This is a hard lesson to accept, especially when one part of the Church treats another poorly, whether from within the structural context or personally. These actions are not willed by God, but they can be made to participate in God’s providential plan.
5. If Abraham fathered Isaac, ... and Jesse fathered David the King, ... then the sequence continues: Jesus called Peter and Paul, ... Paul called Timothy, ... someone called you, ... and you must call someone else” (Brown, 26).
Prayer in the Midst of ‘Holiday Cheer’
As the Church celebrates the season of Advent to prepare for the Lord’s coming, the secular spin has largely succeeded in shoving the religions meaning of Christmas into the closet – not to mention the obvious fact that Christmas day is being celebrated before it occurs. The secular onslaught seeks to overcome the whole of Advent preparation until there is nothing left – not even the stillness of prayer to focus on the religious meaning of the season. It is we who allow this betrayal of the gospel message.
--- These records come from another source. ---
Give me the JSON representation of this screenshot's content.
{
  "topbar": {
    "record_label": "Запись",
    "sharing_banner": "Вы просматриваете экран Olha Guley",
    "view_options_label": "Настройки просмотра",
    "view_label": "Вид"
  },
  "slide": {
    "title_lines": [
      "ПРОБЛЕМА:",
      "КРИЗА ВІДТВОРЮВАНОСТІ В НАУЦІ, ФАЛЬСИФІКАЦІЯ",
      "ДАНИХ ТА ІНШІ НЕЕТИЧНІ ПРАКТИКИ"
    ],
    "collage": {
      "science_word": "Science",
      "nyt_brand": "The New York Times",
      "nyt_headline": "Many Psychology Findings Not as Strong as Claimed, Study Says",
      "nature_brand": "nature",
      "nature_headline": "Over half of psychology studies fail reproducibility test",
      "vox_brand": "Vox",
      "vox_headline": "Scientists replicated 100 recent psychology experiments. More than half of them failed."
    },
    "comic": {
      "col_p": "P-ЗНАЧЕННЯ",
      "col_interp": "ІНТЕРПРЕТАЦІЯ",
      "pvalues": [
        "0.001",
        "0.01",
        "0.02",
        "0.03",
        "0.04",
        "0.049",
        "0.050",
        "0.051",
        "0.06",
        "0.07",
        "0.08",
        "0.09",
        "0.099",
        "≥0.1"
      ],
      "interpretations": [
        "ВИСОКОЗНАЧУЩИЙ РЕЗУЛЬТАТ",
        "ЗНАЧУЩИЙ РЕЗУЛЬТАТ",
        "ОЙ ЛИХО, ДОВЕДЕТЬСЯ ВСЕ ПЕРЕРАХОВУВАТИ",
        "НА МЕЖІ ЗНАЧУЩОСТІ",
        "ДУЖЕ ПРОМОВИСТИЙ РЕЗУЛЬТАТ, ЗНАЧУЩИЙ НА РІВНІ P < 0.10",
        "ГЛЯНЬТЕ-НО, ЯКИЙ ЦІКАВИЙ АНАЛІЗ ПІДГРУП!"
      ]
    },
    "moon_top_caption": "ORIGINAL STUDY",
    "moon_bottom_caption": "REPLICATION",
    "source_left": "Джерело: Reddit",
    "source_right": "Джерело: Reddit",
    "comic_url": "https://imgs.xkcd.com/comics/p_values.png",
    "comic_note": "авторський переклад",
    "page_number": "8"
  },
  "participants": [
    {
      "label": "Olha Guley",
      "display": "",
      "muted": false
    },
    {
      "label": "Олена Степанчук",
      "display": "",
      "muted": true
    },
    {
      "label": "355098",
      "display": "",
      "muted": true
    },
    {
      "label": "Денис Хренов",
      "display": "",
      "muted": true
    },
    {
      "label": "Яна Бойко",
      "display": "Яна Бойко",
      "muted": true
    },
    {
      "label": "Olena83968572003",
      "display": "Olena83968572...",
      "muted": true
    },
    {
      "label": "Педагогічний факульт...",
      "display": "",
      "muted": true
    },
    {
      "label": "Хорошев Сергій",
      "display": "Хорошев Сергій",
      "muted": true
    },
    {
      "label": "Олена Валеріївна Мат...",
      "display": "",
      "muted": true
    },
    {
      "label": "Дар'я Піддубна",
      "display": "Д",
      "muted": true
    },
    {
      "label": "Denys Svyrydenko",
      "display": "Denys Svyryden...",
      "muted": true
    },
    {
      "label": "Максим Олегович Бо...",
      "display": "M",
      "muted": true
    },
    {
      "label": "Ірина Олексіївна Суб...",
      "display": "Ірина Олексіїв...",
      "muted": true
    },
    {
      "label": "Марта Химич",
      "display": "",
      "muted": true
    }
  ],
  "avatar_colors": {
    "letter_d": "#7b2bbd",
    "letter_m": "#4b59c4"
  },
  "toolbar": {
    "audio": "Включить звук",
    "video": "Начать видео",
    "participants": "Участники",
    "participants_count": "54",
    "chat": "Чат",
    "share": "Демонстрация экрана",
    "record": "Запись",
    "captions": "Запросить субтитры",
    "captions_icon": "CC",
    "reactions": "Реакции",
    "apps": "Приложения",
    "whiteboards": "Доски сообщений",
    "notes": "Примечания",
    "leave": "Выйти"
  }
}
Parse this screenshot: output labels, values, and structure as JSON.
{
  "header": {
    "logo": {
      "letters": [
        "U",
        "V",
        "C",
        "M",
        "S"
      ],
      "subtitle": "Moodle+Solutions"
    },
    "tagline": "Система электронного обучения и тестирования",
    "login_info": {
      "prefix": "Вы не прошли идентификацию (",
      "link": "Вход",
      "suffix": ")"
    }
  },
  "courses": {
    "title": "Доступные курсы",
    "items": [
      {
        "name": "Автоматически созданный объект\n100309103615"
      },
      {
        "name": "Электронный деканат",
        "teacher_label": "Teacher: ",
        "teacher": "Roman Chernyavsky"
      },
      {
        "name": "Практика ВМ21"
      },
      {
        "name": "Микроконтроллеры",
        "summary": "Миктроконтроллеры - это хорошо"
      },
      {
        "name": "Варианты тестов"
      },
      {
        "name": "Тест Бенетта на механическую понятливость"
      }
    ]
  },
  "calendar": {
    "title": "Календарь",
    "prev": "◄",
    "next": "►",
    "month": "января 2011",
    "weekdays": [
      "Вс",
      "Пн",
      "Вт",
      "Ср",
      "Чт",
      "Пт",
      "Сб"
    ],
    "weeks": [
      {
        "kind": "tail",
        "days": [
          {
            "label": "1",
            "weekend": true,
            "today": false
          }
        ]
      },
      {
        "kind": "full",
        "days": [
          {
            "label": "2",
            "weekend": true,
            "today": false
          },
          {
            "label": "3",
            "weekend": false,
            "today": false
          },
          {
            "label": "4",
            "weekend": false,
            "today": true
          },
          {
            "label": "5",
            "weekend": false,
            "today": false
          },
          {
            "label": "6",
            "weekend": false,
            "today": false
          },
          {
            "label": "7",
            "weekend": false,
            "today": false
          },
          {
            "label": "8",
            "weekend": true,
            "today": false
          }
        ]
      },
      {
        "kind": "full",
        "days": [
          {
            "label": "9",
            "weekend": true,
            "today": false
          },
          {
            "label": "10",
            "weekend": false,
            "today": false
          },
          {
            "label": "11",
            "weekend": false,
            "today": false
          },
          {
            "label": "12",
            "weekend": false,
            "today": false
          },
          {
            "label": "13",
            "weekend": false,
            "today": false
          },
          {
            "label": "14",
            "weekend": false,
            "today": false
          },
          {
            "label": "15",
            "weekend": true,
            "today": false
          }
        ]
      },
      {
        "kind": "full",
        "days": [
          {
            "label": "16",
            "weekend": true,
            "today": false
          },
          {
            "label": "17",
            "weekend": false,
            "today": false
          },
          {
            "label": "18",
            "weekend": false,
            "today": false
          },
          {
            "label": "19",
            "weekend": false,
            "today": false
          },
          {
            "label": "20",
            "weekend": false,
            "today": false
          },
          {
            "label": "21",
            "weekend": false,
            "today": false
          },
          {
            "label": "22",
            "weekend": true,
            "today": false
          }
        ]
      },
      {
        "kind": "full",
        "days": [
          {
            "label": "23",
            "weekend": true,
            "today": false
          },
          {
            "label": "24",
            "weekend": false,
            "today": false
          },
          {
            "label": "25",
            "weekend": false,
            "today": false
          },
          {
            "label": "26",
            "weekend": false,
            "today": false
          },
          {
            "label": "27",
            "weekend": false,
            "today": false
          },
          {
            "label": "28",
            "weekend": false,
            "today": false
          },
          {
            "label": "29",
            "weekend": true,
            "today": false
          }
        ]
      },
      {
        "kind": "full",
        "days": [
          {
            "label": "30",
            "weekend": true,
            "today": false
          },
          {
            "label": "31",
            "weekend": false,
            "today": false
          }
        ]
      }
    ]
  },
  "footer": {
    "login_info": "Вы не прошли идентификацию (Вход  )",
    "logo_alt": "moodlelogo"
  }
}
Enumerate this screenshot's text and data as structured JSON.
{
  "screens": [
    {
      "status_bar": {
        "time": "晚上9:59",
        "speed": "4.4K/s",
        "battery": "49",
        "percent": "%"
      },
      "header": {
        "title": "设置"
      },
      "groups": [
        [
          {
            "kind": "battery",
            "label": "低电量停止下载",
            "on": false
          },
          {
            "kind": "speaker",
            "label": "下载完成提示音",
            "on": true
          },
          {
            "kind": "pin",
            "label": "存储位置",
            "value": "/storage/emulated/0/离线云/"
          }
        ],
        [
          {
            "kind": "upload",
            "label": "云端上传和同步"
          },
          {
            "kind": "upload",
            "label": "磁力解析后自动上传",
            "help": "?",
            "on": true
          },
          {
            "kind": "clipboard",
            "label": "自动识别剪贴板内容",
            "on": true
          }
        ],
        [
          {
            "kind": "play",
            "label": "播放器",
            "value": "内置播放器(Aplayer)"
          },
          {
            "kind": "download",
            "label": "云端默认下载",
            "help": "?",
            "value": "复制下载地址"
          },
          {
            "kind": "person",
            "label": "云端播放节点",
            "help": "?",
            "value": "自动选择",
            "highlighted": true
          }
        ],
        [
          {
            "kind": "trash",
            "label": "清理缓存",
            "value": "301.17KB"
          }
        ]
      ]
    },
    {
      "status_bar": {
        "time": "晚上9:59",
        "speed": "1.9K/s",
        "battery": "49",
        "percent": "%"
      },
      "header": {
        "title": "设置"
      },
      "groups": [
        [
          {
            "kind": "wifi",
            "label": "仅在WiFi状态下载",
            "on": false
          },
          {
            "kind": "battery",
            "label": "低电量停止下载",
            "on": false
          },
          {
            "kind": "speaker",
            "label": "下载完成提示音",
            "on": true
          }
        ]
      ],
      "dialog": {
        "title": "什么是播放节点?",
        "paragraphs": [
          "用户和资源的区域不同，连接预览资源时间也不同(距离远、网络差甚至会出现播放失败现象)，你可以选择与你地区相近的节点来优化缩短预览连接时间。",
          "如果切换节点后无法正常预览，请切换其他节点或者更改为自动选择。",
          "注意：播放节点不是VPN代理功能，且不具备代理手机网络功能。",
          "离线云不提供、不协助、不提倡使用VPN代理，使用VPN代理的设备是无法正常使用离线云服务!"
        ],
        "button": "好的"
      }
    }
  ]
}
Our interior life should be strong enough to weather the onslaught of secular intrusion, or more precisely, the secular take-over of Christmas. To this end, St. Anselm admonishes:
“Insignificant man, escape from everyday business for a short while, hide for a moment from your restless thoughts. Break off from your cares and troubles and be less concerned about your tasks and your troubles. Make a little time for God and rest a while in him. Enter into your mind’s inner chamber. Shut out everything but God and whatever helps you to seek him; and when you have shut the door, look for him. Speak now to God and say with your whole heart: ‘I seek your face; your face, I desire.’” (St. Anselm, Proslogion, 11th c).